[Start of Attachment]

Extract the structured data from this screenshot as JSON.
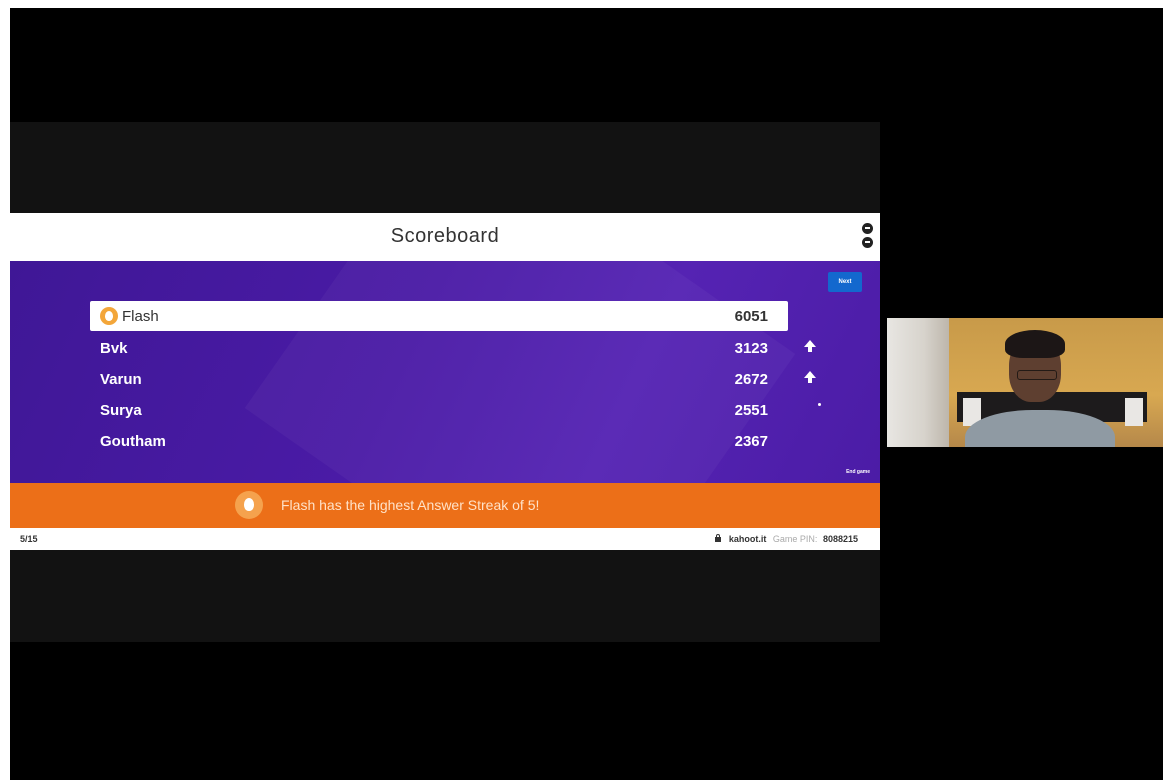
{
  "scoreboard": {
    "title": "Scoreboard",
    "next_label": "Next",
    "end_link": "End game",
    "rows": [
      {
        "name": "Flash",
        "score": "6051",
        "trend": "none"
      },
      {
        "name": "Bvk",
        "score": "3123",
        "trend": "up"
      },
      {
        "name": "Varun",
        "score": "2672",
        "trend": "up"
      },
      {
        "name": "Surya",
        "score": "2551",
        "trend": "none"
      },
      {
        "name": "Goutham",
        "score": "2367",
        "trend": "none"
      }
    ]
  },
  "streak_banner": {
    "text": "Flash has the highest Answer Streak of 5!"
  },
  "footer": {
    "progress": "5/15",
    "site": "kahoot.it",
    "pin_label": "Game PIN:",
    "pin_value": "8088215"
  },
  "colors": {
    "board": "#4a1ba6",
    "banner": "#ec6f18",
    "next_button": "#1368ce"
  },
  "icons": {
    "top_player": "flame-icon",
    "trend_up": "arrow-up-icon",
    "lock": "lock-icon"
  }
}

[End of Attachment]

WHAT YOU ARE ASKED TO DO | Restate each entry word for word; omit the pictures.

TASK RESPONSE |
Extract the structured data from this screenshot as JSON.
{
  "scoreboard": {
    "title": "Scoreboard",
    "next_label": "Next",
    "end_link": "End game",
    "rows": [
      {
        "name": "Flash",
        "score": "6051",
        "trend": "none"
      },
      {
        "name": "Bvk",
        "score": "3123",
        "trend": "up"
      },
      {
        "name": "Varun",
        "score": "2672",
        "trend": "up"
      },
      {
        "name": "Surya",
        "score": "2551",
        "trend": "none"
      },
      {
        "name": "Goutham",
        "score": "2367",
        "trend": "none"
      }
    ]
  },
  "streak_banner": {
    "text": "Flash has the highest Answer Streak of 5!"
  },
  "footer": {
    "progress": "5/15",
    "site": "kahoot.it",
    "pin_label": "Game PIN:",
    "pin_value": "8088215"
  },
  "colors": {
    "board": "#4a1ba6",
    "banner": "#ec6f18",
    "next_button": "#1368ce"
  },
  "icons": {
    "top_player": "flame-icon",
    "trend_up": "arrow-up-icon",
    "lock": "lock-icon"
  }
}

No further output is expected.